## Exercise details
The answer should be one number only, namely how many lines of the records hold the word "posts".

## Items from an interface collection

----

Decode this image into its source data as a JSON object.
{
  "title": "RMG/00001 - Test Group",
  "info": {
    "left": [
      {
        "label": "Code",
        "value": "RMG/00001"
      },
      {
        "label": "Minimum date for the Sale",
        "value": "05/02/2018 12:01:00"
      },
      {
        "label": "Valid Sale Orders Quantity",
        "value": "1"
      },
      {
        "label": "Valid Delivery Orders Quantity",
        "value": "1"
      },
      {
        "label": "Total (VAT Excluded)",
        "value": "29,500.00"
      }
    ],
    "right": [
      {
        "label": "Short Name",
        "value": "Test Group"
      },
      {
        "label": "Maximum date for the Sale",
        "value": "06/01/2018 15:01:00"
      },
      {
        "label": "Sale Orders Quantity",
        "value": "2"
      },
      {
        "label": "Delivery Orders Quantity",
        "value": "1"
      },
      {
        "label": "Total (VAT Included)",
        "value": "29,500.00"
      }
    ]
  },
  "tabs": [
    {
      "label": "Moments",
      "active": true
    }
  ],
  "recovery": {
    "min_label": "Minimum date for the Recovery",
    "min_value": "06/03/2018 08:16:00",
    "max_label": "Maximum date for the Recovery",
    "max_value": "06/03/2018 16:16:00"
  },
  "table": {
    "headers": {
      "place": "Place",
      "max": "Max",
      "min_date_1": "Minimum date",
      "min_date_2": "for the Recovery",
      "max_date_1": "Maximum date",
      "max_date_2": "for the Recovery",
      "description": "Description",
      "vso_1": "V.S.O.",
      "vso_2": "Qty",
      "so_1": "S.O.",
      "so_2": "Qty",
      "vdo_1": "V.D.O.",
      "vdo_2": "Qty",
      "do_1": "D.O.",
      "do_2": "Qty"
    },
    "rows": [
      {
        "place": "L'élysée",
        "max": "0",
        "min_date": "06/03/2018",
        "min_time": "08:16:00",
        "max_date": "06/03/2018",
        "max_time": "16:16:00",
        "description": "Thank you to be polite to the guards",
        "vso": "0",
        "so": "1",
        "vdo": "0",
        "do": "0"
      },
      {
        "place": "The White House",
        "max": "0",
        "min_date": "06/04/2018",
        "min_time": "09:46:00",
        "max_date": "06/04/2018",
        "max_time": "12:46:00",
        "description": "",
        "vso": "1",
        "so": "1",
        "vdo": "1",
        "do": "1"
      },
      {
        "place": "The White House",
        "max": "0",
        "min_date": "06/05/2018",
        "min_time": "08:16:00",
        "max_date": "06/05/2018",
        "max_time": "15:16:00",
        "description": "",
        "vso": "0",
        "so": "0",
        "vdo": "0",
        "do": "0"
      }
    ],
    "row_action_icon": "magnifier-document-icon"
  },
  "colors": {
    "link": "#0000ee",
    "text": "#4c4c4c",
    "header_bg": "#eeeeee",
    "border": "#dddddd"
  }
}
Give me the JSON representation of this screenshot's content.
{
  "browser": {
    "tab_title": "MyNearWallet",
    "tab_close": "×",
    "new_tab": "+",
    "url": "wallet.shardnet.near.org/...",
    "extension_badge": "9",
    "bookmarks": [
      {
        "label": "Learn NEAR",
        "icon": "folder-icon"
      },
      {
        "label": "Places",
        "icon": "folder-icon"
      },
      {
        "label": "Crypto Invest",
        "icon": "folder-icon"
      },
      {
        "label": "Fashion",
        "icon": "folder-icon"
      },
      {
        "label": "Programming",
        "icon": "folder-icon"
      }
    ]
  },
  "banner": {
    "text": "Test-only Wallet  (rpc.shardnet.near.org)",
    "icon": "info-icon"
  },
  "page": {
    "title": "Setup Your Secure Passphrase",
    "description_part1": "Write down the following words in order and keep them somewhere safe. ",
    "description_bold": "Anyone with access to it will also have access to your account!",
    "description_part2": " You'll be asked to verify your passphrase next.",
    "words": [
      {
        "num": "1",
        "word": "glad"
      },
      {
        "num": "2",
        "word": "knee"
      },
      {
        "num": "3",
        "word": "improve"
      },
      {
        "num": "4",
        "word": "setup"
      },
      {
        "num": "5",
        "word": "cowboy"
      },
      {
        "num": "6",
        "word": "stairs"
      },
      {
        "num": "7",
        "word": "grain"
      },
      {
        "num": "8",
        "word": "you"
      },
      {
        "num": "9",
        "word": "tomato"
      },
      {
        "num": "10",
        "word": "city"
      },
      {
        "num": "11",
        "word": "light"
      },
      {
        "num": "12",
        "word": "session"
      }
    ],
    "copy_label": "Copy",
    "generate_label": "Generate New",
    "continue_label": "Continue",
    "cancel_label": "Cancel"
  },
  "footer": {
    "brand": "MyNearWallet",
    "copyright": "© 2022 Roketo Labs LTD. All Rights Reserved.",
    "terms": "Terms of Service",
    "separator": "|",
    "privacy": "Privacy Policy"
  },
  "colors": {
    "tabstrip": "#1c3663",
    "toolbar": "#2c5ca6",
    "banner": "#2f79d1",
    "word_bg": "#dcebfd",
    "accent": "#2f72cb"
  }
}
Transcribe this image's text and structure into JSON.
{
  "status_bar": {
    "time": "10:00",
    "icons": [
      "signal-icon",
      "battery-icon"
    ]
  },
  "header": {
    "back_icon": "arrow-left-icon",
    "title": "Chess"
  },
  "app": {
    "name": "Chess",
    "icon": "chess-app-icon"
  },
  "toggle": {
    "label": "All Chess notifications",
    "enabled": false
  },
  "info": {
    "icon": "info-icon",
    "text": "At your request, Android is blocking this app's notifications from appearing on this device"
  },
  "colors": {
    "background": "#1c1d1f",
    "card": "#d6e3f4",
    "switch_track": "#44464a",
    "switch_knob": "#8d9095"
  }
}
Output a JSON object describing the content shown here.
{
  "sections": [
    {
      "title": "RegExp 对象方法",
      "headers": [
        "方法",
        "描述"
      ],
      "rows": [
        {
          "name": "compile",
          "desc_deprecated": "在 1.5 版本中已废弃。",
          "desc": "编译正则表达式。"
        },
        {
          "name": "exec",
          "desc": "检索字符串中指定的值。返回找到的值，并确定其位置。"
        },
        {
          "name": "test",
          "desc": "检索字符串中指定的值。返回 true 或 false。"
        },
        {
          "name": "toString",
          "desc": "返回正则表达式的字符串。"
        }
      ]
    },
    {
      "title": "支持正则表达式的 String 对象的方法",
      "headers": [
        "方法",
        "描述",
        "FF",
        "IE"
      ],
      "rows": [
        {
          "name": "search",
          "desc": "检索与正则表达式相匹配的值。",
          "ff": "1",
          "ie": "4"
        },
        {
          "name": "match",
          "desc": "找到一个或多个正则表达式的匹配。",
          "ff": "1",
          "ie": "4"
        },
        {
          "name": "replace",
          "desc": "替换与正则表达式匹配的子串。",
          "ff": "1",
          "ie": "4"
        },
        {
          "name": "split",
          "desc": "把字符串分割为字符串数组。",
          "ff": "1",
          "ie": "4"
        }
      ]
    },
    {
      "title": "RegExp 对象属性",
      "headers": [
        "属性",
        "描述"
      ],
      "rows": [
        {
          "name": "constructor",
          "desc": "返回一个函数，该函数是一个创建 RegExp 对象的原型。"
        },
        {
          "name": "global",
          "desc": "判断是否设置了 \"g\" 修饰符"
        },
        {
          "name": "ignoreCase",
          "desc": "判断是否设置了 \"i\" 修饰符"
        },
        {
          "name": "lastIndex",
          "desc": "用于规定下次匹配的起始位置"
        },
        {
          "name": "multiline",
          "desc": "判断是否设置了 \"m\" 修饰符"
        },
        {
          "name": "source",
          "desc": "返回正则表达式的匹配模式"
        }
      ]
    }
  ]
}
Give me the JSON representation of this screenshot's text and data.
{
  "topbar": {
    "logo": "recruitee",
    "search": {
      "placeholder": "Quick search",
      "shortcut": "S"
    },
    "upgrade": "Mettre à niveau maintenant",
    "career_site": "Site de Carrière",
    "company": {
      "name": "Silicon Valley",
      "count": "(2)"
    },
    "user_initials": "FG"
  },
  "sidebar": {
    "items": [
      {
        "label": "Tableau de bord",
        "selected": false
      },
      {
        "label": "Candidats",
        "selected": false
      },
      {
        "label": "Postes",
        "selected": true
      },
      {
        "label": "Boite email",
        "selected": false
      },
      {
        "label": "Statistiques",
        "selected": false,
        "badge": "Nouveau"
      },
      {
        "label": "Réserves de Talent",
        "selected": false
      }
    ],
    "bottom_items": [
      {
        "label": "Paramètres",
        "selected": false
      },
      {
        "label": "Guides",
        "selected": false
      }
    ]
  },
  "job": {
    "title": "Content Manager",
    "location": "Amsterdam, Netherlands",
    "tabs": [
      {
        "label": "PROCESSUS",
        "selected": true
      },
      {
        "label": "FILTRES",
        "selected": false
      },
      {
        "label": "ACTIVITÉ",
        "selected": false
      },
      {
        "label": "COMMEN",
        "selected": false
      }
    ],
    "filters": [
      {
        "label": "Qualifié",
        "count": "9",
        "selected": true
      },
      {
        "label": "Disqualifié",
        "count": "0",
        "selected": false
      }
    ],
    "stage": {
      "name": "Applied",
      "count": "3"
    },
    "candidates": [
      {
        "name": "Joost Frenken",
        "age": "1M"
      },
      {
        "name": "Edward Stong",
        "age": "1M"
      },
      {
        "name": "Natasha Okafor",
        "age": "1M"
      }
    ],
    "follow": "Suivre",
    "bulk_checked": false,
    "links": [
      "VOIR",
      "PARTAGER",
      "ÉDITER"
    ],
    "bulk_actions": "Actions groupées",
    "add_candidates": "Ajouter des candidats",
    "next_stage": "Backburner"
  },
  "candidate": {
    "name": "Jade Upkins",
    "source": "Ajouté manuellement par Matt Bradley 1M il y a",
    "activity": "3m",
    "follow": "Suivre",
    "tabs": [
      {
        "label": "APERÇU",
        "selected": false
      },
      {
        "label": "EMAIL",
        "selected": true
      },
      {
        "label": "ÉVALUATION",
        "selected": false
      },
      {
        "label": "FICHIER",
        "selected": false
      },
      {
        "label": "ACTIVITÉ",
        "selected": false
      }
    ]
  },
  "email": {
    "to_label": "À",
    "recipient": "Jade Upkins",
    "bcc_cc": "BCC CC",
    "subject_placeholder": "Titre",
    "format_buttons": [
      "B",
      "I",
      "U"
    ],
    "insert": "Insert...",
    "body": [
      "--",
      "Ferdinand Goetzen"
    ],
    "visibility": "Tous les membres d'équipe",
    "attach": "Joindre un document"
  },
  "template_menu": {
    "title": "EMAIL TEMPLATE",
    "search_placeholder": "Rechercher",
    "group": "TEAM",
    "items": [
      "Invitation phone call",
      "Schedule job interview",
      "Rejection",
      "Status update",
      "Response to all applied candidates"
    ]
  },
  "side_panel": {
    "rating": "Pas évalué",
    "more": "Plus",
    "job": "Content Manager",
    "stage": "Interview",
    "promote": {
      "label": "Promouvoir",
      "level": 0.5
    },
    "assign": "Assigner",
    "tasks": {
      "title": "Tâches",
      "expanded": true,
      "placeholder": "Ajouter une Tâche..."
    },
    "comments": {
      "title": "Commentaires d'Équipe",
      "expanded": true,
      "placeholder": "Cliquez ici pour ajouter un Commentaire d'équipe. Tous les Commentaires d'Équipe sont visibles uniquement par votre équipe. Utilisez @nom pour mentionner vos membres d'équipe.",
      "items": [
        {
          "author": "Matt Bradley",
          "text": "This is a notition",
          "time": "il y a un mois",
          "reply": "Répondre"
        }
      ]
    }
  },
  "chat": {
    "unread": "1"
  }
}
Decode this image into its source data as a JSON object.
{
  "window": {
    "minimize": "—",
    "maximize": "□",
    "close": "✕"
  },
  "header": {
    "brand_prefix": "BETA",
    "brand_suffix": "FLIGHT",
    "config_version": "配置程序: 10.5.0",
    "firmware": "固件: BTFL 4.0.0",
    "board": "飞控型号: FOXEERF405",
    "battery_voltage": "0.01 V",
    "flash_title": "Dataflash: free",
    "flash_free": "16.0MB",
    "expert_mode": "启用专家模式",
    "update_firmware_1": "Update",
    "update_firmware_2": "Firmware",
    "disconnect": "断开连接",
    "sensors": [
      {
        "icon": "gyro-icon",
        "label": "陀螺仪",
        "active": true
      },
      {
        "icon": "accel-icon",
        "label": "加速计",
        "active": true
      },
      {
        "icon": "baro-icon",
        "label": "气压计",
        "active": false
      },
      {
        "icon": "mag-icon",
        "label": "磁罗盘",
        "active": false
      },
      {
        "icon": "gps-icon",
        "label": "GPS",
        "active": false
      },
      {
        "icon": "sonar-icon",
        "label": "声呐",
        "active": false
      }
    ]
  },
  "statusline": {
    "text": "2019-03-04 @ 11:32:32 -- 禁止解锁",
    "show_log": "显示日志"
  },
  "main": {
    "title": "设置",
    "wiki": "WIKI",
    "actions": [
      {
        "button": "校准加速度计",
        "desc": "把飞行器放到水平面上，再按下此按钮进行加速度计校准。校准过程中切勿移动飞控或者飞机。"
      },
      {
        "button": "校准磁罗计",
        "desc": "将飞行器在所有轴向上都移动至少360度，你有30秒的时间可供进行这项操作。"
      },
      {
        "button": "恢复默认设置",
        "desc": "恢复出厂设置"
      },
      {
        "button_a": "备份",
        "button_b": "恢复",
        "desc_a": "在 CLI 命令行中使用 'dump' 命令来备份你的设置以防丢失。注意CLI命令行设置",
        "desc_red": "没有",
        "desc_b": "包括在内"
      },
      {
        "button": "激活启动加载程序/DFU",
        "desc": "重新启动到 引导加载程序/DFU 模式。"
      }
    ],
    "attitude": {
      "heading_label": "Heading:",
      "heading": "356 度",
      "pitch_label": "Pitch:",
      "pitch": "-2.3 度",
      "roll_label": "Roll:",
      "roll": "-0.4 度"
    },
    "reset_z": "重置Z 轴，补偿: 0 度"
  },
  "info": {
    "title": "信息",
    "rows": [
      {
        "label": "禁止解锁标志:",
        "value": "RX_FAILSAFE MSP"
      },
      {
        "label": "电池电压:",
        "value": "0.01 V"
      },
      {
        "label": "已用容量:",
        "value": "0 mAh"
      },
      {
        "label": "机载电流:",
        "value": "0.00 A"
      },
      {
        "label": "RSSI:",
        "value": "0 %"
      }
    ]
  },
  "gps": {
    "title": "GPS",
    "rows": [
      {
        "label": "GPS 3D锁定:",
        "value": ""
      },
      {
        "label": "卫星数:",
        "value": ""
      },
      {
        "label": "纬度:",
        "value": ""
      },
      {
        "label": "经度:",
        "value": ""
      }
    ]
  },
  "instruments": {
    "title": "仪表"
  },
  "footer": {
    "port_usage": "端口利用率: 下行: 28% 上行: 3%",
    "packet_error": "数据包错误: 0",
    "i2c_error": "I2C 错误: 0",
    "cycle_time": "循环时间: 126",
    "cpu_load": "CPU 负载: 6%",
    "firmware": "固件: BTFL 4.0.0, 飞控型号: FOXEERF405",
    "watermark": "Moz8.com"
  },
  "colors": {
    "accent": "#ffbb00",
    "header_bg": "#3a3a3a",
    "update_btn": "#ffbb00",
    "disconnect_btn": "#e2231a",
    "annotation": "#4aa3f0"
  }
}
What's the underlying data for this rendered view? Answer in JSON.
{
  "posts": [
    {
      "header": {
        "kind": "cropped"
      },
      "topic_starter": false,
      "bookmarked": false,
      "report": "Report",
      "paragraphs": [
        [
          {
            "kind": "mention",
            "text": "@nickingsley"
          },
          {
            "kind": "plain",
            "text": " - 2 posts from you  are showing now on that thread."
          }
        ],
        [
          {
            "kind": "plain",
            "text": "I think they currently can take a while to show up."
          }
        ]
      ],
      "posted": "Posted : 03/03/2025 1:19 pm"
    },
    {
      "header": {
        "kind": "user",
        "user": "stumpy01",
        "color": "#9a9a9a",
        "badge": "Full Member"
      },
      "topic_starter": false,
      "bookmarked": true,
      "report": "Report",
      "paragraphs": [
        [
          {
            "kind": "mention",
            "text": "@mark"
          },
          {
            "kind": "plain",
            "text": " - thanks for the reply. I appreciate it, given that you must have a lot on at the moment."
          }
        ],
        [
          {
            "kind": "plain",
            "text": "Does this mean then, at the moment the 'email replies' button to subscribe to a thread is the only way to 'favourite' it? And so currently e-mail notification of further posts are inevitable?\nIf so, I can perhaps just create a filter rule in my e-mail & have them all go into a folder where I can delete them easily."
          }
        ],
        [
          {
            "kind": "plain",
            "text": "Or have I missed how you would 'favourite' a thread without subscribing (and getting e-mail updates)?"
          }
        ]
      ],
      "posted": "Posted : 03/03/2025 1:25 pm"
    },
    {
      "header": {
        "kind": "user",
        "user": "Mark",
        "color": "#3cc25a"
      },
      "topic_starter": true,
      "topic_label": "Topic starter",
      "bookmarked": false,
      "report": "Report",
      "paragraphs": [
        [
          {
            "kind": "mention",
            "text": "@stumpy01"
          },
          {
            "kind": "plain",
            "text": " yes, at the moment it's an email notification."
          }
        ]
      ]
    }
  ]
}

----

## Answer to the exercise
3